Our experiments consist of several campaigns to understand and quantify how shock fronts behave in the laboratory, and then connect what we see there to analogous situations in astrophysics. Each campaign is summarized below. The links point to the data from each. Publications related to the work are available.
This research is supported by the DOE through the NLUF program.
I. Jets deflected from obstacles (May 2005 - March 2007)
When a jet impacts an obstacle like a molecular cloud at an oblique angle, shocks form within the obstacle and the jet is deflected. Examples of this phenomenon occur in astrophysics. This campaign studied the internal shock waves that formed within a sphere, and the dynamics with the deflected bow shock. The experiments, combined with numerical simulations and new astrophysical observations appeared in Hartigan et al. 2009 ApJ 705, 1073..
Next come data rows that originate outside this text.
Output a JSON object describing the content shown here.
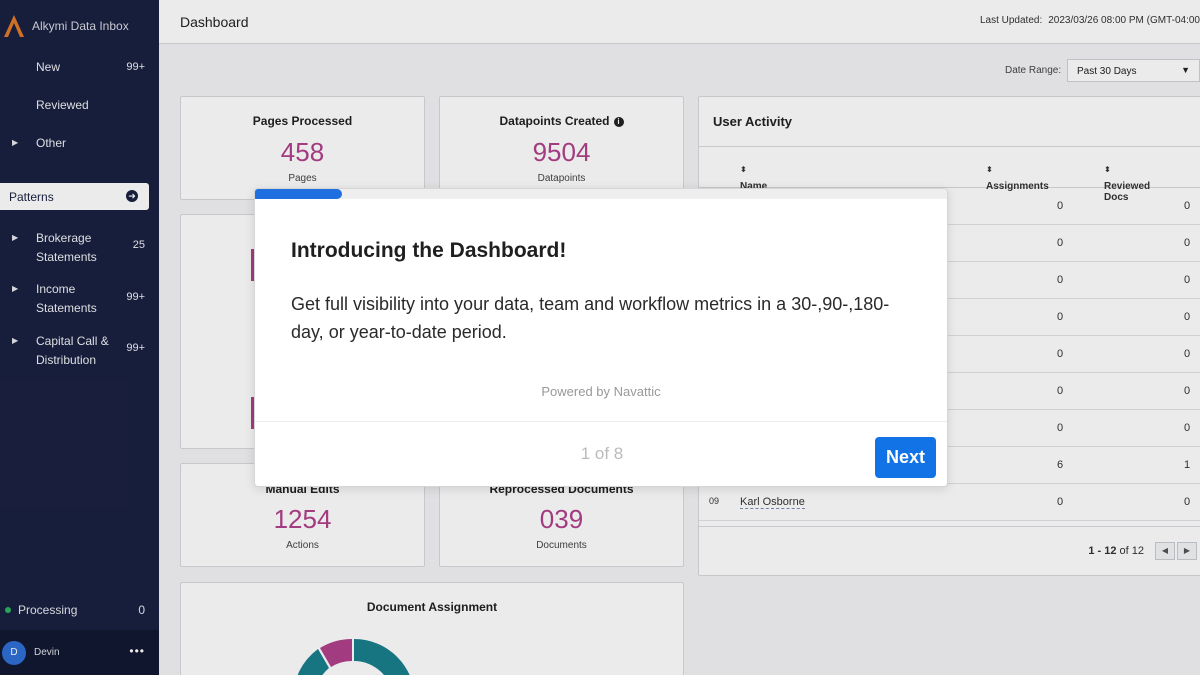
{
  "app": {
    "name": "Alkymi Data Inbox"
  },
  "sidebar": {
    "items": [
      {
        "label": "New",
        "count": "99+"
      },
      {
        "label": "Reviewed",
        "count": ""
      },
      {
        "label": "Other",
        "count": ""
      }
    ],
    "patterns_label": "Patterns",
    "pattern_items": [
      {
        "line1": "Brokerage",
        "line2": "Statements",
        "count": "25"
      },
      {
        "line1": "Income",
        "line2": "Statements",
        "count": "99+"
      },
      {
        "line1": "Capital Call &",
        "line2": "Distribution",
        "count": "99+"
      }
    ],
    "processing": {
      "label": "Processing",
      "count": "0"
    },
    "user": {
      "initial": "D",
      "name": "Devin",
      "menu": "•••"
    }
  },
  "header": {
    "title": "Dashboard",
    "last_updated_label": "Last Updated:",
    "last_updated_value": "2023/03/26 08:00 PM (GMT-04:00"
  },
  "filters": {
    "date_range_label": "Date Range:",
    "date_range_value": "Past 30 Days"
  },
  "cards": {
    "pages": {
      "title": "Pages Processed",
      "value": "458",
      "unit": "Pages"
    },
    "datapoints": {
      "title": "Datapoints Created",
      "value": "9504",
      "unit": "Datapoints"
    },
    "manual_edits": {
      "title": "Manual Edits",
      "value": "1254",
      "unit": "Actions"
    },
    "reprocessed": {
      "title": "Reprocessed Documents",
      "value": "039",
      "unit": "Documents"
    },
    "doc_assignment": {
      "title": "Document Assignment"
    }
  },
  "user_activity": {
    "title": "User Activity",
    "columns": [
      "Name",
      "Assignments",
      "Reviewed Docs"
    ],
    "rows": [
      {
        "assign": "0",
        "reviewed": "0"
      },
      {
        "assign": "0",
        "reviewed": "0"
      },
      {
        "assign": "0",
        "reviewed": "0"
      },
      {
        "assign": "0",
        "reviewed": "0"
      },
      {
        "assign": "0",
        "reviewed": "0"
      },
      {
        "assign": "0",
        "reviewed": "0"
      },
      {
        "assign": "0",
        "reviewed": "0"
      },
      {
        "assign": "6",
        "reviewed": "1"
      },
      {
        "idx": "09",
        "name": "Karl Osborne",
        "assign": "0",
        "reviewed": "0"
      }
    ],
    "pager": {
      "range": "1 - 12",
      "of": "of 12"
    }
  },
  "modal": {
    "title": "Introducing the Dashboard!",
    "body": "Get full visibility into your data, team and workflow metrics in a 30-,90-,180-day, or year-to-date period.",
    "powered_by": "Powered by Navattic",
    "step": "1 of 8",
    "next_label": "Next",
    "progress": 0.125
  },
  "colors": {
    "sidebar": "#1a2140",
    "accent": "#1273e6",
    "metric": "#b0418a",
    "teal": "#1a7f8e"
  }
}
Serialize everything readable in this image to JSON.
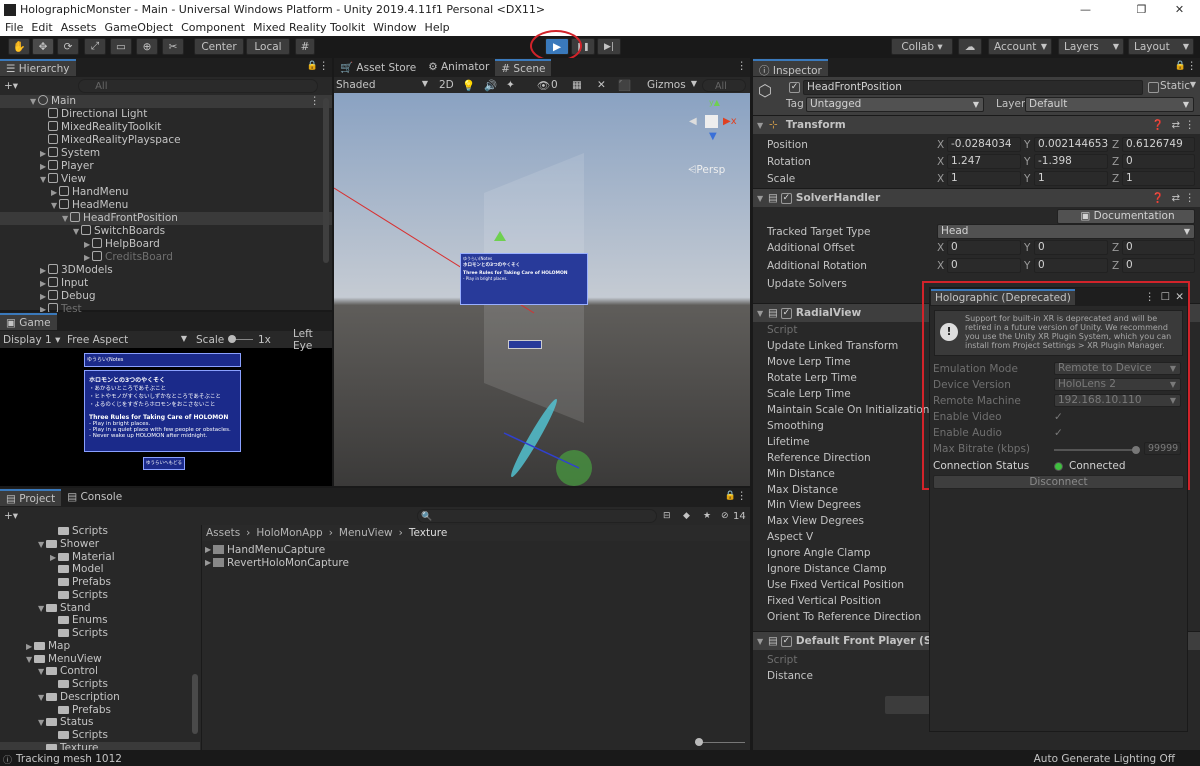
{
  "window": {
    "title": "HolographicMonster - Main - Universal Windows Platform - Unity 2019.4.11f1 Personal <DX11>",
    "min": "—",
    "max": "❐",
    "close": "✕"
  },
  "menu": [
    "File",
    "Edit",
    "Assets",
    "GameObject",
    "Component",
    "Mixed Reality Toolkit",
    "Window",
    "Help"
  ],
  "toolbar": {
    "center": "Center",
    "local": "Local",
    "collab": "Collab ▾",
    "account": "Account",
    "layers": "Layers",
    "layout": "Layout",
    "play": "▶",
    "pause": "❚❚",
    "step": "▶|"
  },
  "hierarchy": {
    "tab": "Hierarchy",
    "search_placeholder": "All",
    "scene": "Main",
    "items": [
      {
        "label": "Directional Light",
        "depth": 1
      },
      {
        "label": "MixedRealityToolkit",
        "depth": 1
      },
      {
        "label": "MixedRealityPlayspace",
        "depth": 1
      },
      {
        "label": "System",
        "depth": 1
      },
      {
        "label": "Player",
        "depth": 1
      },
      {
        "label": "View",
        "depth": 1
      },
      {
        "label": "HandMenu",
        "depth": 2
      },
      {
        "label": "HeadMenu",
        "depth": 2
      },
      {
        "label": "HeadFrontPosition",
        "depth": 3
      },
      {
        "label": "SwitchBoards",
        "depth": 4
      },
      {
        "label": "HelpBoard",
        "depth": 5
      },
      {
        "label": "CreditsBoard",
        "depth": 5
      },
      {
        "label": "3DModels",
        "depth": 1
      },
      {
        "label": "Input",
        "depth": 1
      },
      {
        "label": "Debug",
        "depth": 1
      },
      {
        "label": "Test",
        "depth": 1
      }
    ]
  },
  "game": {
    "tab": "Game",
    "display": "Display 1",
    "aspect": "Free Aspect",
    "scale_label": "Scale",
    "scale_value": "1x",
    "left_eye": "Left Eye",
    "board": {
      "header": "ゆうらい(Notes",
      "title_jp": "ホロモンとの3つのやくそく",
      "jp_lines": [
        "・あかるいところであそぶこと",
        "・ヒトやモノがすくないしずかなところであそぶこと",
        "・よるのくじをすぎたらホロモンをおこさないこと"
      ],
      "title_en": "Three Rules for Taking Care of HOLOMON",
      "en_lines": [
        "- Play in bright places.",
        "- Play in a quiet place with few people or obstacles.",
        "- Never wake up HOLOMON after midnight."
      ],
      "button": "ゆうらいへもどる"
    }
  },
  "scene": {
    "tabs": [
      "Asset Store",
      "Animator",
      "Scene"
    ],
    "shading": "Shaded",
    "mode2d": "2D",
    "fx_count": "0",
    "gizmos": "Gizmos",
    "search_placeholder": "All",
    "persp": "Persp"
  },
  "project": {
    "tabs": [
      "Project",
      "Console"
    ],
    "hidden_count": "14",
    "folders": [
      {
        "label": "Scripts",
        "depth": 3,
        "arrow": ""
      },
      {
        "label": "Shower",
        "depth": 2,
        "arrow": "▼"
      },
      {
        "label": "Material",
        "depth": 3,
        "arrow": "▶"
      },
      {
        "label": "Model",
        "depth": 3,
        "arrow": ""
      },
      {
        "label": "Prefabs",
        "depth": 3,
        "arrow": ""
      },
      {
        "label": "Scripts",
        "depth": 3,
        "arrow": ""
      },
      {
        "label": "Stand",
        "depth": 2,
        "arrow": "▼"
      },
      {
        "label": "Enums",
        "depth": 3,
        "arrow": ""
      },
      {
        "label": "Scripts",
        "depth": 3,
        "arrow": ""
      },
      {
        "label": "Map",
        "depth": 1,
        "arrow": "▶"
      },
      {
        "label": "MenuView",
        "depth": 1,
        "arrow": "▼"
      },
      {
        "label": "Control",
        "depth": 2,
        "arrow": "▼"
      },
      {
        "label": "Scripts",
        "depth": 3,
        "arrow": ""
      },
      {
        "label": "Description",
        "depth": 2,
        "arrow": "▼"
      },
      {
        "label": "Prefabs",
        "depth": 3,
        "arrow": ""
      },
      {
        "label": "Status",
        "depth": 2,
        "arrow": "▼"
      },
      {
        "label": "Scripts",
        "depth": 3,
        "arrow": ""
      },
      {
        "label": "Texture",
        "depth": 2,
        "arrow": ""
      }
    ],
    "breadcrumb": [
      "Assets",
      "HoloMonApp",
      "MenuView",
      "Texture"
    ],
    "assets": [
      "HandMenuCapture",
      "RevertHoloMonCapture"
    ]
  },
  "status": {
    "left": "Tracking mesh 1012",
    "right": "Auto Generate Lighting Off"
  },
  "inspector": {
    "tab": "Inspector",
    "object_name": "HeadFrontPosition",
    "static": "Static",
    "tag_label": "Tag",
    "tag_value": "Untagged",
    "layer_label": "Layer",
    "layer_value": "Default",
    "transform": {
      "title": "Transform",
      "rows": [
        {
          "label": "Position",
          "x": "-0.0284034",
          "y": "0.002144653",
          "z": "0.6126749"
        },
        {
          "label": "Rotation",
          "x": "1.247",
          "y": "-1.398",
          "z": "0"
        },
        {
          "label": "Scale",
          "x": "1",
          "y": "1",
          "z": "1"
        }
      ]
    },
    "solver": {
      "title": "SolverHandler",
      "doc": "Documentation",
      "tracked_label": "Tracked Target Type",
      "tracked_value": "Head",
      "offset_label": "Additional Offset",
      "rotation_label": "Additional Rotation",
      "update_label": "Update Solvers",
      "zero": "0"
    },
    "radial": {
      "title": "RadialView",
      "props": [
        "Script",
        "Update Linked Transform",
        "Move Lerp Time",
        "Rotate Lerp Time",
        "Scale Lerp Time",
        "Maintain Scale On Initialization",
        "Smoothing",
        "Lifetime",
        "Reference Direction",
        "Min Distance",
        "Max Distance",
        "Min View Degrees",
        "Max View Degrees",
        "Aspect V",
        "Ignore Angle Clamp",
        "Ignore Distance Clamp",
        "Use Fixed Vertical Position",
        "Fixed Vertical Position",
        "Orient To Reference Direction"
      ]
    },
    "front": {
      "title": "Default Front Player (Scrip",
      "props": [
        "Script",
        "Distance"
      ]
    }
  },
  "holographic": {
    "title": "Holographic (Deprecated)",
    "warning": "Support for built-in XR is deprecated and will be retired in a future version of Unity. We recommend you use the Unity XR Plugin System, which you can install from Project Settings > XR Plugin Manager.",
    "rows": [
      {
        "label": "Emulation Mode",
        "value": "Remote to Device",
        "kind": "dropdown"
      },
      {
        "label": "Device Version",
        "value": "HoloLens 2",
        "kind": "dropdown"
      },
      {
        "label": "Remote Machine",
        "value": "192.168.10.110",
        "kind": "dropdown"
      },
      {
        "label": "Enable Video",
        "value": "✓",
        "kind": "check"
      },
      {
        "label": "Enable Audio",
        "value": "✓",
        "kind": "check"
      },
      {
        "label": "Max Bitrate (kbps)",
        "value": "99999",
        "kind": "slider"
      }
    ],
    "status_label": "Connection Status",
    "status_value": "Connected",
    "disconnect": "Disconnect",
    "status_color": "#3fbf3f"
  },
  "colors": {
    "accent": "#3a79bb",
    "highlight": "#d2232a",
    "board": "#1b2a8a"
  }
}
II. Shocks overrunning single and dual clumps (August 2007 - March 2009)
This campaign began to investigate the types of shock fronts that are present when the medium into which the shock propagates is highly inhomegeneous. We began this work by producing a blast wave that overran a single sphere, and then graduated to two spheres with various spatial offsets to learn about shadowing and internal reflections.
III. Shocks overrunning multiple clumps (September 2010 - March 2011)
A natural outgrowth of the first set of experiments was to explore what happens when multiple spheres were present. These situations more closely resemble the true astrophysical cases. Data from these experiments helped us to understand images from the Hubble Space telescope, described in Hartigan et al. 2011, ApJ 736, 29. There is a PR video related to this work.
IV. Mach stem experiments (August 2011 - February 2013)
The aim of these experiments is to understand what happens when shock waves intersect one-another. This work was motivated by Hubble Space telescope movies that show a series of overlapping bow shocks that are part of supersonic jets from young stars. The jets are driven out as material from a dense disk of gas and dust accretes onto the star. In order to interpret the astrophysical observations correctly we must understand the geometry of the shocks in the jet. Theoretically one expects a perpendicular (a.k.a. normal) shock called a Mach stem to form under some circumstances. The goal of the experiments was to quantify the conditions under which such Mach stems form, and to determine how easily they are destroyed. All of the numerical, experimental and observational efforts for this project were combined and published in Hartigan et al. 2016, ApJ 823, 148.
V. Magnetic shock experiments (September 2013 - February 2014)
Experiments designed to explore the effect of magnetic fields on fragmentation and fluid dynamical instabilities in strong shock fronts.
VI. Magnetic wire experiments (October 2014 - December 2016)
Experiments designed to model the deflection of plasma by a planetary magnetosphere using a current-carrying wire as an analogue for a magnetized planetary body. Designs were published in Liao et al., 2015, HEDP 17, 38
VII. Accretion Column experiments (May 2015 - October 2015)
Images of an accretion shock caused by a collimated jet of plasma
VIII. Drive Design for Magnetized Flows (October 2015)
Thompson scattering experiments related to fine-tuning densities and flow velocities for magnetic experiments.